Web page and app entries
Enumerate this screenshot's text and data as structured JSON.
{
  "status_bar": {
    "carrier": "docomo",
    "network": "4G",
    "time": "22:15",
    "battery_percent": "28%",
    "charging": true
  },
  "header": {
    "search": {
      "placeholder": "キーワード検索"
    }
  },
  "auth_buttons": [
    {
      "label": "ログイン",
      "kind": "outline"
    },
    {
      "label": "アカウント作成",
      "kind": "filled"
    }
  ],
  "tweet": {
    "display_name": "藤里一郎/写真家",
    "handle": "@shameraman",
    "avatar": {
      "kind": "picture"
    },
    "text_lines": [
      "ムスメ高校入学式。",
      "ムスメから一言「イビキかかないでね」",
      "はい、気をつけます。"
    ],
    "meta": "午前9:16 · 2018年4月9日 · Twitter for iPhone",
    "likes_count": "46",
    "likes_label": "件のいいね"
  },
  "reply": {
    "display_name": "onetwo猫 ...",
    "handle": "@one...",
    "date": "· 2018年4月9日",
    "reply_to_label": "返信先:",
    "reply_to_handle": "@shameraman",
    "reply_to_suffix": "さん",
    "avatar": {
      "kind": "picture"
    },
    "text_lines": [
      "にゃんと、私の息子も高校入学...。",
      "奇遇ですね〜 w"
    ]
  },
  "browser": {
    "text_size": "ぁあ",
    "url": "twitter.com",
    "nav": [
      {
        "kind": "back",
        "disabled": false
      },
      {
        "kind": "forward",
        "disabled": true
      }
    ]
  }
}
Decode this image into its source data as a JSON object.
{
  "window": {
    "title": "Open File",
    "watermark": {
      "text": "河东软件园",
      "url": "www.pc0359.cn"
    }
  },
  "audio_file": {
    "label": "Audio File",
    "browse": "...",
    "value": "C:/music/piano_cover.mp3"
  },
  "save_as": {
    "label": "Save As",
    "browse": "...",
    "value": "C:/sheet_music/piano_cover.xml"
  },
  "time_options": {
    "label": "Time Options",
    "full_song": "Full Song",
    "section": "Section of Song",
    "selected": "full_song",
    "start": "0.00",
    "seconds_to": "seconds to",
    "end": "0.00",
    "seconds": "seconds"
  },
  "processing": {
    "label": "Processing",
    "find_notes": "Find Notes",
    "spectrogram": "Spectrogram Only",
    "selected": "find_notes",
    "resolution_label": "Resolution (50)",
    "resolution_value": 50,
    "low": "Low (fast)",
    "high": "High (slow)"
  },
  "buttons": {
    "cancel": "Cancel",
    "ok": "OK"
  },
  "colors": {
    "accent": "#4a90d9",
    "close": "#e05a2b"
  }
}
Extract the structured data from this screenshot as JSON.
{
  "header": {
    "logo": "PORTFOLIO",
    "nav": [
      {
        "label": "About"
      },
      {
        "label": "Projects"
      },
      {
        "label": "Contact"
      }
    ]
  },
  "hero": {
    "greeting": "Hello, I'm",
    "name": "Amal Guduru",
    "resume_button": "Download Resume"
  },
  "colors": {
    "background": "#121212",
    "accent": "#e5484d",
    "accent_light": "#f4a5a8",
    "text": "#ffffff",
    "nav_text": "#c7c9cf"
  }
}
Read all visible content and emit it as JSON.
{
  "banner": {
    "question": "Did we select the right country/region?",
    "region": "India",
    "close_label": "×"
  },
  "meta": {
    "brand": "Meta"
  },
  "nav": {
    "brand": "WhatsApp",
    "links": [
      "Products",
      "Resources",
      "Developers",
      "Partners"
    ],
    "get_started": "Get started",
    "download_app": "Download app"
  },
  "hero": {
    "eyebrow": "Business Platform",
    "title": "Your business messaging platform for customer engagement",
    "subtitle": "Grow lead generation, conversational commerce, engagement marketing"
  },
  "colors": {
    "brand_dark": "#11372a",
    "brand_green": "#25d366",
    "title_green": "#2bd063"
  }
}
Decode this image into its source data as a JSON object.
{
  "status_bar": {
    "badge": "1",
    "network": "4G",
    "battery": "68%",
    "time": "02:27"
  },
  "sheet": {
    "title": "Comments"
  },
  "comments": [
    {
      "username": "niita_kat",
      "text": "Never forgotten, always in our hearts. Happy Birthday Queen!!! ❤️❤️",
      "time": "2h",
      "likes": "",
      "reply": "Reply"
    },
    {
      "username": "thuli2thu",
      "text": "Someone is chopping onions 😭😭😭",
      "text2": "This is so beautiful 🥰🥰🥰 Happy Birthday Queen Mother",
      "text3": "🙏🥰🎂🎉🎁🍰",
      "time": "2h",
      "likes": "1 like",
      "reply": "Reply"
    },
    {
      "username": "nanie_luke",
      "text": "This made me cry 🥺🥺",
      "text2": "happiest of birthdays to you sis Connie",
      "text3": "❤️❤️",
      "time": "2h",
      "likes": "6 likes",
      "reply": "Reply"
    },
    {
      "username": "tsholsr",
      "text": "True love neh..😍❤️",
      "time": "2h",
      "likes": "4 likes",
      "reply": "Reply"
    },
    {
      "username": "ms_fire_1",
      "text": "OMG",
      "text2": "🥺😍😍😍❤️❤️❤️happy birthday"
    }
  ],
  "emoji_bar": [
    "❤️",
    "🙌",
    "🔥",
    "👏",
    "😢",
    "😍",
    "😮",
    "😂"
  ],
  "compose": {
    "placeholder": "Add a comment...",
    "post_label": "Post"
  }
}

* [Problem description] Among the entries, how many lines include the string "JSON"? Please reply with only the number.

* [Response area] 5